Men Who Take Statins May Exercise Less
Activity declined most among those just starting the drug, study finds
However, men who newly embarked on a statin regimen during the study experienced a faster rate of activity decline than those who never took statins.
What's more, even after accounting for other factors such as a prior history of heart attack and/or stroke, the accelerometer readings revealed that both moderate and vigorous activity levels were measurably lower among statin users.
For example, statin patients engaged in five-plus fewer minutes of moderate activity, and 0.6 fewer minutes of vigorous activity, on a daily basis. At the same time, their sedentary habits rose by nearly eight minutes a day, according to the study.
"Now, we didn't look at the underlying cause or reason for decreased exercise," Lee acknowledged. "But the main hypothesis is that people who take a statin do experience an increase in muscle pain. It's actually the most common side effect. And observational studies have shown that as many as 20 percent of people taking statins will have muscle pain."

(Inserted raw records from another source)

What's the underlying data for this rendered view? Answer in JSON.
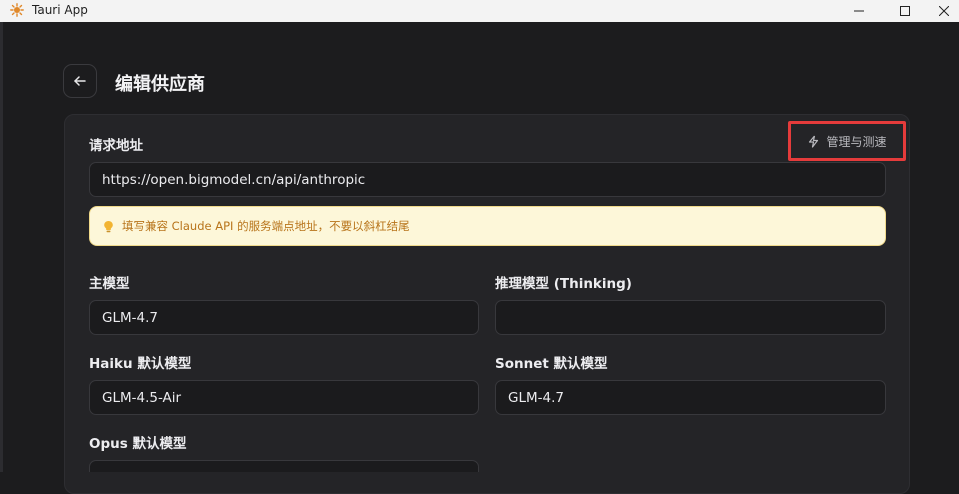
{
  "window": {
    "title": "Tauri App"
  },
  "header": {
    "title": "编辑供应商"
  },
  "form": {
    "request_url": {
      "label": "请求地址",
      "value": "https://open.bigmodel.cn/api/anthropic"
    },
    "manage_button": {
      "label": "管理与测速",
      "icon": "lightning-icon"
    },
    "hint": {
      "icon": "lightbulb-icon",
      "text": "填写兼容 Claude API 的服务端点地址，不要以斜杠结尾"
    },
    "main_model": {
      "label": "主模型",
      "value": "GLM-4.7"
    },
    "reasoning_model": {
      "label": "推理模型 (Thinking)",
      "value": ""
    },
    "haiku_model": {
      "label": "Haiku 默认模型",
      "value": "GLM-4.5-Air"
    },
    "sonnet_model": {
      "label": "Sonnet 默认模型",
      "value": "GLM-4.7"
    },
    "opus_model": {
      "label": "Opus 默认模型",
      "value": ""
    }
  },
  "colors": {
    "highlight_border": "#e53b3b",
    "hint_background": "#fdf7d9",
    "hint_text": "#b8741a"
  }
}
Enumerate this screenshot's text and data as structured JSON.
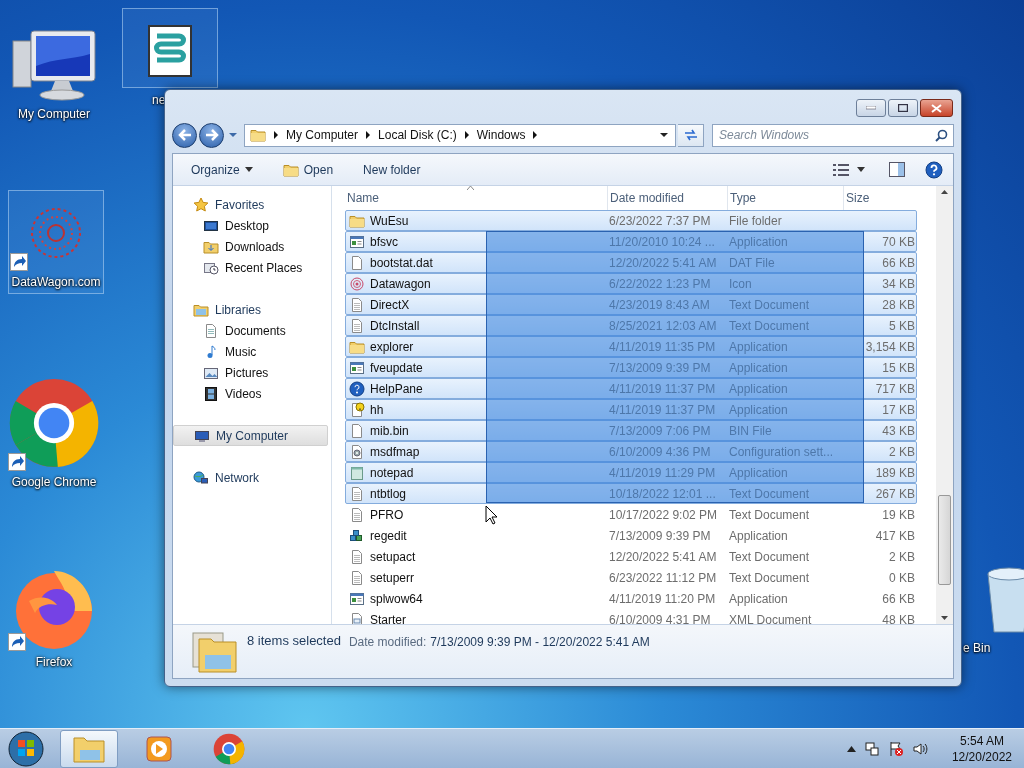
{
  "desktop_icons": [
    {
      "label": "My Computer",
      "kind": "computer",
      "shortcut": false,
      "selected": false
    },
    {
      "label": "ne",
      "kind": "script",
      "shortcut": false,
      "selected": true
    },
    {
      "label": "DataWagon.com",
      "kind": "mandala",
      "shortcut": true,
      "selected": true
    },
    {
      "label": "Google Chrome",
      "kind": "chrome",
      "shortcut": true,
      "selected": false
    },
    {
      "label": "Firefox",
      "kind": "firefox",
      "shortcut": true,
      "selected": false
    },
    {
      "label": "e Bin",
      "kind": "bin",
      "shortcut": false,
      "selected": false
    }
  ],
  "window": {
    "breadcrumb": [
      "My Computer",
      "Local Disk (C:)",
      "Windows"
    ],
    "search": {
      "placeholder": "Search Windows"
    },
    "toolbar": [
      {
        "label": "Organize",
        "kind": "menu"
      },
      {
        "label": "Open",
        "kind": "open"
      },
      {
        "label": "New folder",
        "kind": "plain"
      }
    ],
    "sidebar": [
      {
        "label": "Favorites",
        "selected": false,
        "children": [
          {
            "label": "Desktop",
            "selected": false
          },
          {
            "label": "Downloads",
            "selected": false
          },
          {
            "label": "Recent Places",
            "selected": false
          }
        ]
      },
      {
        "label": "Libraries",
        "selected": false,
        "children": [
          {
            "label": "Documents",
            "selected": false
          },
          {
            "label": "Music",
            "selected": false
          },
          {
            "label": "Pictures",
            "selected": false
          },
          {
            "label": "Videos",
            "selected": false
          }
        ]
      },
      {
        "label": "My Computer",
        "selected": true
      },
      {
        "label": "Network",
        "selected": false
      }
    ],
    "columns": [
      "Name",
      "Date modified",
      "Type",
      "Size"
    ],
    "rows": [
      {
        "name": "WuEsu",
        "date": "6/23/2022 7:37 PM",
        "type": "File folder",
        "size": "",
        "kind": "folder",
        "selected": true
      },
      {
        "name": "bfsvc",
        "date": "11/20/2010 10:24 ...",
        "type": "Application",
        "size": "70 KB",
        "kind": "program",
        "selected": true
      },
      {
        "name": "bootstat.dat",
        "date": "12/20/2022 5:41 AM",
        "type": "DAT File",
        "size": "66 KB",
        "kind": "page",
        "selected": true
      },
      {
        "name": "Datawagon",
        "date": "6/22/2022 1:23 PM",
        "type": "Icon",
        "size": "34 KB",
        "kind": "mandala",
        "selected": true
      },
      {
        "name": "DirectX",
        "date": "4/23/2019 8:43 AM",
        "type": "Text Document",
        "size": "28 KB",
        "kind": "text",
        "selected": true
      },
      {
        "name": "DtcInstall",
        "date": "8/25/2021 12:03 AM",
        "type": "Text Document",
        "size": "5 KB",
        "kind": "text",
        "selected": true
      },
      {
        "name": "explorer",
        "date": "4/11/2019 11:35 PM",
        "type": "Application",
        "size": "3,154 KB",
        "kind": "folder",
        "selected": true
      },
      {
        "name": "fveupdate",
        "date": "7/13/2009 9:39 PM",
        "type": "Application",
        "size": "15 KB",
        "kind": "program",
        "selected": true
      },
      {
        "name": "HelpPane",
        "date": "4/11/2019 11:37 PM",
        "type": "Application",
        "size": "717 KB",
        "kind": "help",
        "selected": true
      },
      {
        "name": "hh",
        "date": "4/11/2019 11:37 PM",
        "type": "Application",
        "size": "17 KB",
        "kind": "helppage",
        "selected": true
      },
      {
        "name": "mib.bin",
        "date": "7/13/2009 7:06 PM",
        "type": "BIN File",
        "size": "43 KB",
        "kind": "page",
        "selected": true
      },
      {
        "name": "msdfmap",
        "date": "6/10/2009 4:36 PM",
        "type": "Configuration sett...",
        "size": "2 KB",
        "kind": "config",
        "selected": true
      },
      {
        "name": "notepad",
        "date": "4/11/2019 11:29 PM",
        "type": "Application",
        "size": "189 KB",
        "kind": "notepad",
        "selected": true
      },
      {
        "name": "ntbtlog",
        "date": "10/18/2022 12:01 ...",
        "type": "Text Document",
        "size": "267 KB",
        "kind": "text",
        "selected": true
      },
      {
        "name": "PFRO",
        "date": "10/17/2022 9:02 PM",
        "type": "Text Document",
        "size": "19 KB",
        "kind": "text",
        "selected": false
      },
      {
        "name": "regedit",
        "date": "7/13/2009 9:39 PM",
        "type": "Application",
        "size": "417 KB",
        "kind": "cubes",
        "selected": false
      },
      {
        "name": "setupact",
        "date": "12/20/2022 5:41 AM",
        "type": "Text Document",
        "size": "2 KB",
        "kind": "text",
        "selected": false
      },
      {
        "name": "setuperr",
        "date": "6/23/2022 11:12 PM",
        "type": "Text Document",
        "size": "0 KB",
        "kind": "text",
        "selected": false
      },
      {
        "name": "splwow64",
        "date": "4/11/2019 11:20 PM",
        "type": "Application",
        "size": "66 KB",
        "kind": "program",
        "selected": false
      },
      {
        "name": "Starter",
        "date": "6/10/2009 4:31 PM",
        "type": "XML Document",
        "size": "48 KB",
        "kind": "xml",
        "selected": false
      }
    ],
    "details": {
      "count": "8 items selected",
      "label": "Date modified:",
      "value": "7/13/2009 9:39 PM - 12/20/2022 5:41 AM"
    }
  },
  "taskbar": {
    "items": [
      {
        "kind": "explorer",
        "selected": true
      },
      {
        "kind": "media",
        "selected": false
      },
      {
        "kind": "chrome",
        "selected": false
      }
    ],
    "time": "5:54 AM",
    "date": "12/20/2022"
  }
}
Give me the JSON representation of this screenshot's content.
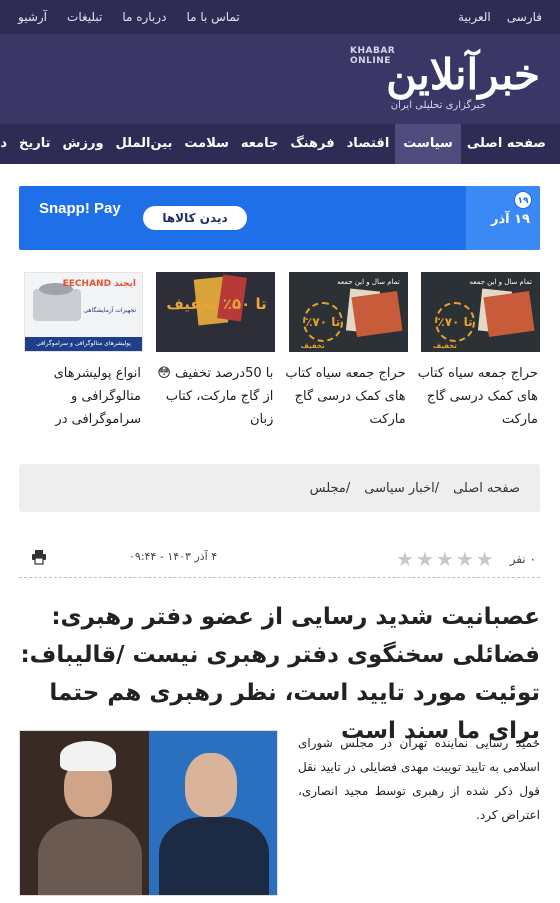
{
  "topbar": {
    "languages": [
      "فارسی",
      "العربية"
    ],
    "links": [
      "تماس با ما",
      "درباره ما",
      "تبلیغات",
      "آرشیو"
    ]
  },
  "logo": {
    "fa": "خبرآنلاین",
    "en": "KHABAR ONLINE",
    "tagline": "خبرگزاری تحلیلی ایران"
  },
  "nav": {
    "items": [
      "صفحه اصلی",
      "سیاست",
      "اقتصاد",
      "فرهنگ",
      "جامعه",
      "سلامت",
      "بین‌الملل",
      "ورزش",
      "تاریخ",
      "دانش"
    ],
    "active_index": 1
  },
  "banner": {
    "date_badge_number": "۱۹",
    "date_text": "۱۹ آذر",
    "cta": "دیدن کالاها",
    "brand": "Snapp! Pay"
  },
  "ads": [
    {
      "title": "حراج جمعه سیاه کتاب های کمک درسی گاج مارکت",
      "thumb_top": "تمام سال و این جمعه",
      "thumb_stamp": "تا ۷۰٪",
      "thumb_label": "تخفیف"
    },
    {
      "title": "حراج جمعه سیاه کتاب های کمک درسی گاج مارکت",
      "thumb_top": "تمام سال و این جمعه",
      "thumb_stamp": "تا ۷۰٪",
      "thumb_label": "تخفیف"
    },
    {
      "title": "با 50درصد تخفیف 😳 از گاج مارکت، کتاب زبان",
      "thumb_stamp": "تا ۵۰٪ تخفیف"
    },
    {
      "title": "انواع پولیشرهای متالوگرافی و سراموگرافی در",
      "thumb_brand": "ایجند EECHAND",
      "thumb_sub": "تجهیزات آزمایشگاهی",
      "thumb_bar": "پولیشرهای متالوگرافی و سراموگرافی"
    }
  ],
  "breadcrumb": [
    "صفحه اصلی",
    "/اخبار سیاسی",
    "/مجلس"
  ],
  "meta": {
    "votes": "۰ نفر",
    "date": "۴ آذر ۱۴۰۳ - ۰۹:۴۴"
  },
  "article": {
    "headline": "عصبانیت شدید رسایی از عضو دفتر رهبری: فضائلی سخنگوی دفتر رهبری نیست /قالیباف: توئیت مورد تایید است، نظر رهبری هم حتما برای ما سند است",
    "lead": "حمید رسایی نماینده تهران در مجلس شورای اسلامی به تایید توییت مهدی فضایلی در تایید نقل قول ذکر شده از رهبری توسط مجید انصاری، اعتراض کرد."
  }
}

"At the same time, weakness and fatigue are also side effects," he noted. "And they could also be a part of the problem. It could be a combination of feeling a little bit of pain, feeling a little more tired, and feeling a little bit weaker. All of that together might be why patients are just not willing to do as much exercise. It could also perhaps be that other people who are on statins think they don't need to exercise anymore, as well. But to be honest, I don't think that's really the biggest factor. I think it's more to do with the side effects."
In an editorial accompanying Lee's study, Dr. Beatrice Alexandra Golomb, a professor of medicine at the University of California San Diego School of Medicine in La Jolla, said that the potential impact of statins on exercise patterns is something that "physicians and patients alike should bring into the discussion when assessing how these drugs may affect a patient's overall quality of life."
"Over the course of one day the drop in activity may seem small," she noted. "But over time it really adds up, particularly when most people are already shortchanging themselves in terms of the amount of exercise they need. We know that exercise has profound benefits for people in virtually every aspect of health, particularly in older age."
"So this is not to say that people who clearly merit statin therapy shouldn't take it," Golomb stressed. "For many, the benefits will surpass these sorts of considerations. But there are many people on the margins for whom this medication's impact on exercise is an issue worth discussing."